China’s nosocomial -hospital acquired - infections burden is affecting 10% of its patients yearly at a cost of more than RNB10bn (US$1.5bn) and needs to be addressed. This was the message conveyed by doctors and politicians at a meeting in October at the General Hospital of the People’s Liberation Army in Wuhan, China. Equipment such as respirators and blood dialysis machines, as well as hand cleanliness, were highlighted as key causes of hospital acquired infections (HAIs), which allegedly caused the death of eight newborn babies in Xi’an (the capital of northwest Shaanxi province) in September. Health ministry official Deng Min made the point that most HAIs are preventable and that greater attention therefore must be paid to pathogen isolation, asceptic surgery, and monitoring of hospital sanitation and ventilation, reports the Xinhua news agency.

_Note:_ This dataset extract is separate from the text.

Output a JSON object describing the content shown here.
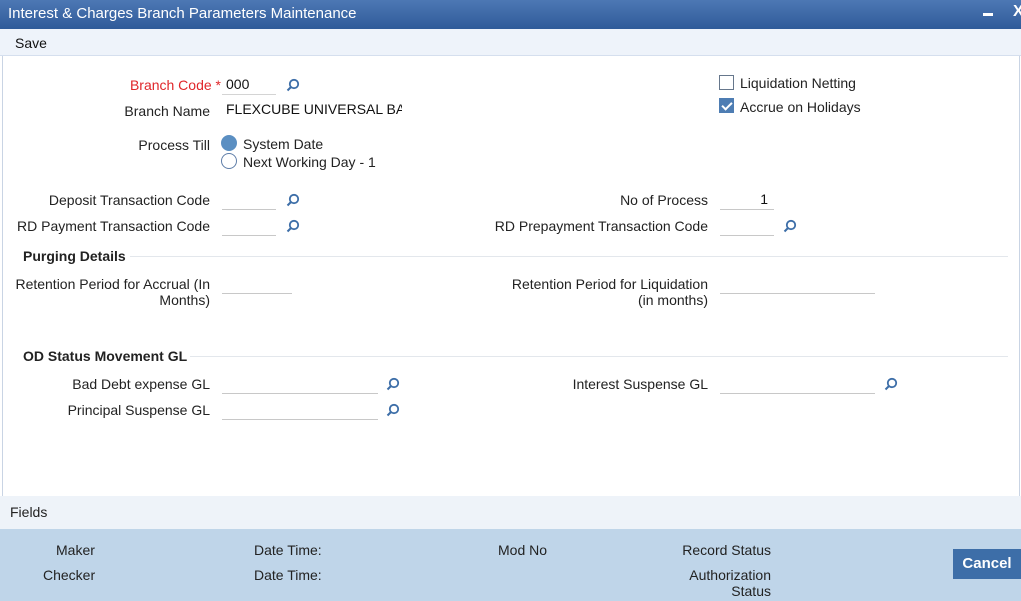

HAIs and a lack of proper HAI incidence data are a worldwide cause for concern. Current estimates are that around 6 million HAIs occur across the US, Europe and Japan annually. The US is estimated to have 1.7 million infections and 99,000 deaths from HAIs per year; and 3,000,000 patients across Europe are estimated to suffer from HAIs annually, with around 50,000 deaths occurring as a consequence of the infection.
You may also be interested in...
Three upcoming medical device regulations were discussed at BSI’s Hong Kong Forum in April that will be important to the success of Hong Kong’s voluntary regulatory system, the Medical Device Administrative Control System.
Saudi Arabia has adopted an interim marketing authorisation regulation under which, possibly as early as 2010, only medical devices that have been approved by the Saudi Arabia Food and Drug Administration will be allowed on the market1. Additionally, only medical devices that comply with the regulations in force in the European Union, the US, Canada, Japan or Australia – ie in the jurisdiction of a Global Harmonization Task Force founding member - will be eligible for marketing in the country2,3.
The government of Canada has launched a marketing campaign to encourage consumers and healthcare professionals to use the country’s MedEffect initiative for reporting suspected adverse events related to healthcare products1.